* Work instruction: Which lines of the entries hold the string "shots"? Copy each one.

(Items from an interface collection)
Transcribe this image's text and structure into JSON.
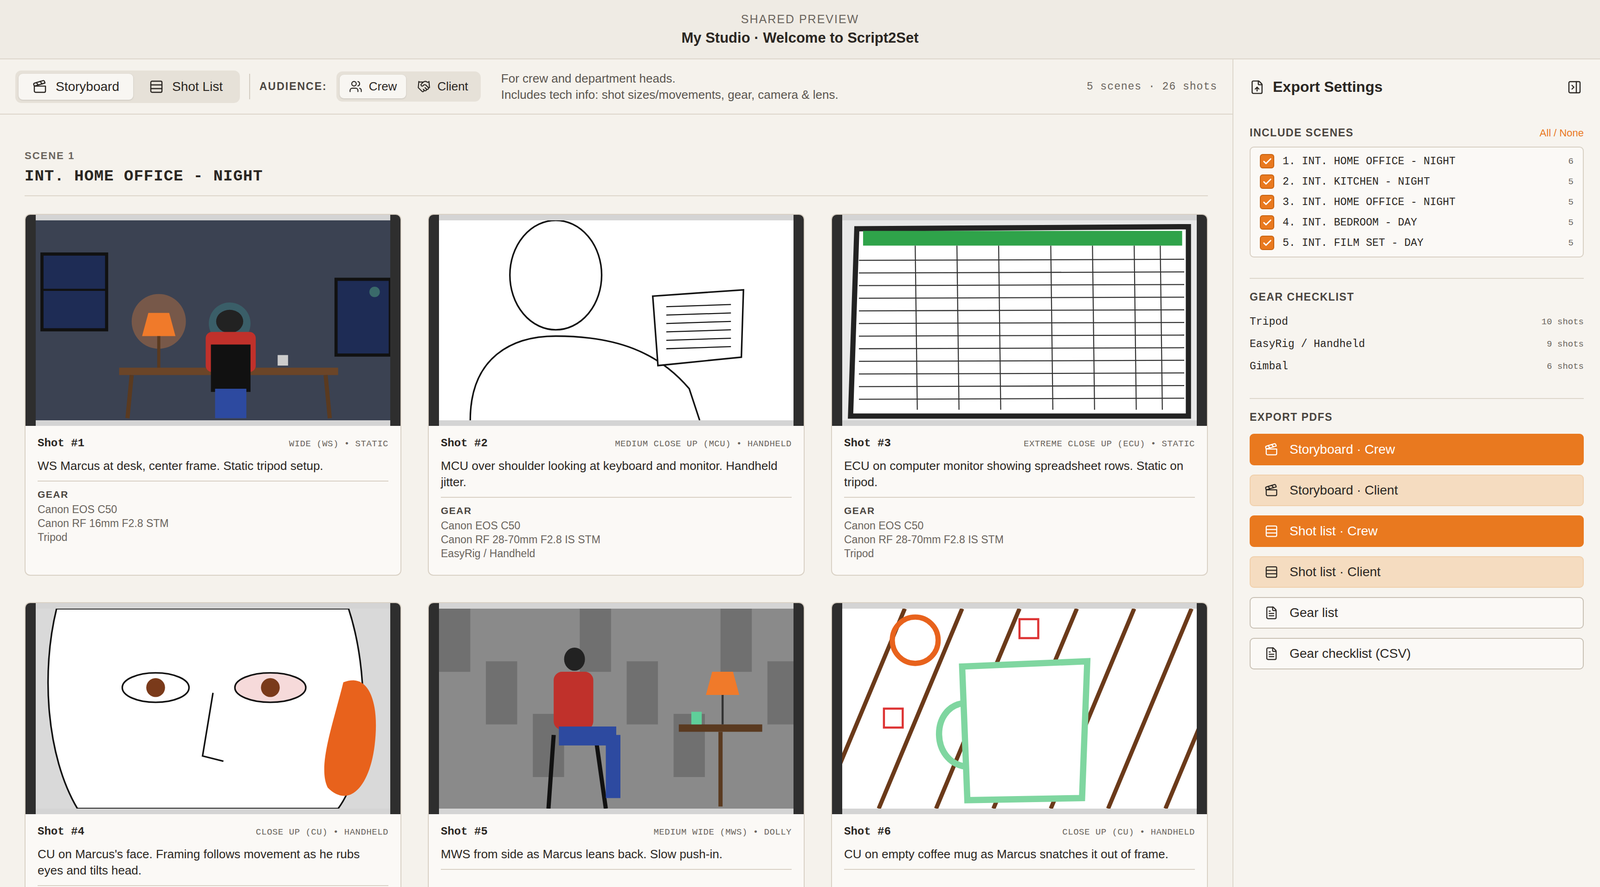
{
  "header": {
    "eyebrow": "SHARED PREVIEW",
    "title": "My Studio · Welcome to Script2Set"
  },
  "views": [
    {
      "label": "Storyboard",
      "kind": "storyboard",
      "selected": true
    },
    {
      "label": "Shot List",
      "kind": "shotlist",
      "selected": false
    }
  ],
  "audience": {
    "label": "AUDIENCE:",
    "options": [
      {
        "label": "Crew",
        "kind": "crew",
        "selected": true
      },
      {
        "label": "Client",
        "kind": "client",
        "selected": false
      }
    ]
  },
  "description": [
    "For crew and department heads.",
    "Includes tech info: shot sizes/movements, gear, camera & lens."
  ],
  "summary": "5 scenes · 26 shots",
  "scene": {
    "label": "SCENE 1",
    "title": "INT. HOME OFFICE - NIGHT",
    "gear_label": "GEAR",
    "shots": [
      {
        "number": "Shot #1",
        "type": "WIDE (WS) • STATIC",
        "description": "WS Marcus at desk, center frame. Static tripod setup.",
        "gear": [
          "Canon EOS C50",
          "Canon RF 16mm F2.8 STM",
          "Tripod"
        ]
      },
      {
        "number": "Shot #2",
        "type": "MEDIUM CLOSE UP (MCU) • HANDHELD",
        "description": "MCU over shoulder looking at keyboard and monitor. Handheld jitter.",
        "gear": [
          "Canon EOS C50",
          "Canon RF 28-70mm F2.8 IS STM",
          "EasyRig / Handheld"
        ]
      },
      {
        "number": "Shot #3",
        "type": "EXTREME CLOSE UP (ECU) • STATIC",
        "description": "ECU on computer monitor showing spreadsheet rows. Static on tripod.",
        "gear": [
          "Canon EOS C50",
          "Canon RF 28-70mm F2.8 IS STM",
          "Tripod"
        ]
      },
      {
        "number": "Shot #4",
        "type": "CLOSE UP (CU) • HANDHELD",
        "description": "CU on Marcus's face. Framing follows movement as he rubs eyes and tilts head.",
        "gear": []
      },
      {
        "number": "Shot #5",
        "type": "MEDIUM WIDE (MWS) • DOLLY",
        "description": "MWS from side as Marcus leans back. Slow push-in.",
        "gear": []
      },
      {
        "number": "Shot #6",
        "type": "CLOSE UP (CU) • HANDHELD",
        "description": "CU on empty coffee mug as Marcus snatches it out of frame.",
        "gear": []
      }
    ]
  },
  "export": {
    "title": "Export Settings",
    "include_label": "INCLUDE SCENES",
    "all": "All",
    "separator": "/",
    "none": "None",
    "scenes": [
      {
        "label": "1. INT. HOME OFFICE - NIGHT",
        "count": "6",
        "checked": true
      },
      {
        "label": "2. INT. KITCHEN - NIGHT",
        "count": "5",
        "checked": true
      },
      {
        "label": "3. INT. HOME OFFICE - NIGHT",
        "count": "5",
        "checked": true
      },
      {
        "label": "4. INT. BEDROOM - DAY",
        "count": "5",
        "checked": true
      },
      {
        "label": "5. INT. FILM SET - DAY",
        "count": "5",
        "checked": true
      }
    ],
    "gear_label": "GEAR CHECKLIST",
    "gear": [
      {
        "name": "Tripod",
        "count": "10 shots"
      },
      {
        "name": "EasyRig / Handheld",
        "count": "9 shots"
      },
      {
        "name": "Gimbal",
        "count": "6 shots"
      }
    ],
    "pdf_label": "EXPORT PDFS",
    "pdfs": [
      {
        "label": "Storyboard · Crew",
        "kind": "storyboard",
        "variant": "primary"
      },
      {
        "label": "Storyboard · Client",
        "kind": "storyboard",
        "variant": "secondary"
      },
      {
        "label": "Shot list · Crew",
        "kind": "shotlist",
        "variant": "primary"
      },
      {
        "label": "Shot list · Client",
        "kind": "shotlist",
        "variant": "secondary"
      },
      {
        "label": "Gear list",
        "kind": "file",
        "variant": "outline"
      },
      {
        "label": "Gear checklist (CSV)",
        "kind": "file",
        "variant": "outline"
      }
    ]
  }
}
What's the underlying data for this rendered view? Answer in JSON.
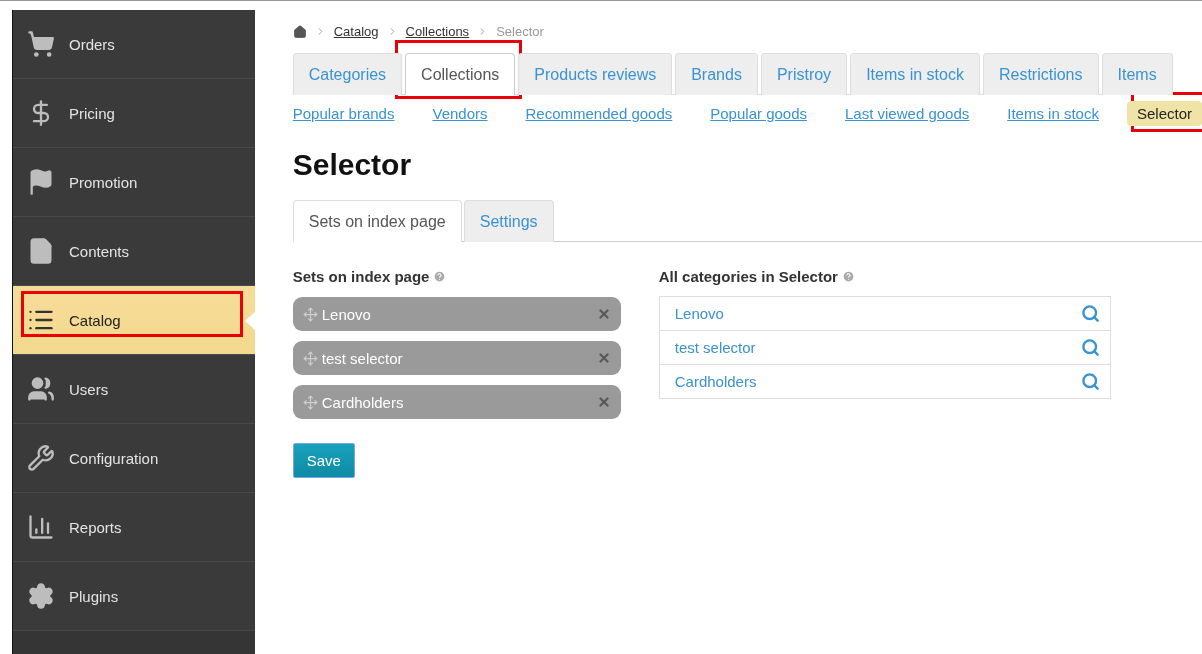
{
  "sidebar": {
    "items": [
      {
        "label": "Orders",
        "selected": false,
        "highlighted": false
      },
      {
        "label": "Pricing",
        "selected": false,
        "highlighted": false
      },
      {
        "label": "Promotion",
        "selected": false,
        "highlighted": false
      },
      {
        "label": "Contents",
        "selected": false,
        "highlighted": false
      },
      {
        "label": "Catalog",
        "selected": true,
        "highlighted": true
      },
      {
        "label": "Users",
        "selected": false,
        "highlighted": false
      },
      {
        "label": "Configuration",
        "selected": false,
        "highlighted": false
      },
      {
        "label": "Reports",
        "selected": false,
        "highlighted": false
      },
      {
        "label": "Plugins",
        "selected": false,
        "highlighted": false
      }
    ]
  },
  "breadcrumb": [
    {
      "label": "Catalog",
      "link": true
    },
    {
      "label": "Collections",
      "link": true
    },
    {
      "label": "Selector",
      "link": false
    }
  ],
  "tabs": [
    {
      "label": "Categories",
      "selected": false,
      "highlighted": false
    },
    {
      "label": "Collections",
      "selected": true,
      "highlighted": true
    },
    {
      "label": "Products reviews",
      "selected": false,
      "highlighted": false
    },
    {
      "label": "Brands",
      "selected": false,
      "highlighted": false
    },
    {
      "label": "Pristroy",
      "selected": false,
      "highlighted": false
    },
    {
      "label": "Items in stock",
      "selected": false,
      "highlighted": false
    },
    {
      "label": "Restrictions",
      "selected": false,
      "highlighted": false
    },
    {
      "label": "Items",
      "selected": false,
      "highlighted": false
    }
  ],
  "subtabs": [
    {
      "label": "Popular brands",
      "selected": false,
      "highlighted": false
    },
    {
      "label": "Vendors",
      "selected": false,
      "highlighted": false
    },
    {
      "label": "Recommended goods",
      "selected": false,
      "highlighted": false
    },
    {
      "label": "Popular goods",
      "selected": false,
      "highlighted": false
    },
    {
      "label": "Last viewed goods",
      "selected": false,
      "highlighted": false
    },
    {
      "label": "Items in stock",
      "selected": false,
      "highlighted": false
    },
    {
      "label": "Selector",
      "selected": true,
      "highlighted": true
    }
  ],
  "title": "Selector",
  "inner_tabs": [
    {
      "label": "Sets on index page",
      "selected": true
    },
    {
      "label": "Settings",
      "selected": false
    }
  ],
  "sets": {
    "heading": "Sets on index page",
    "items": [
      "Lenovo",
      "test selector",
      "Cardholders"
    ]
  },
  "categories": {
    "heading": "All categories in Selector",
    "items": [
      "Lenovo",
      "test selector",
      "Cardholders"
    ]
  },
  "save_button": "Save"
}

* Finished exercise:
  "summary": "5 scenes · 26 shots",
    "shots": [
        "count": "10 shots"
        "count": "9 shots"
        "count": "6 shots"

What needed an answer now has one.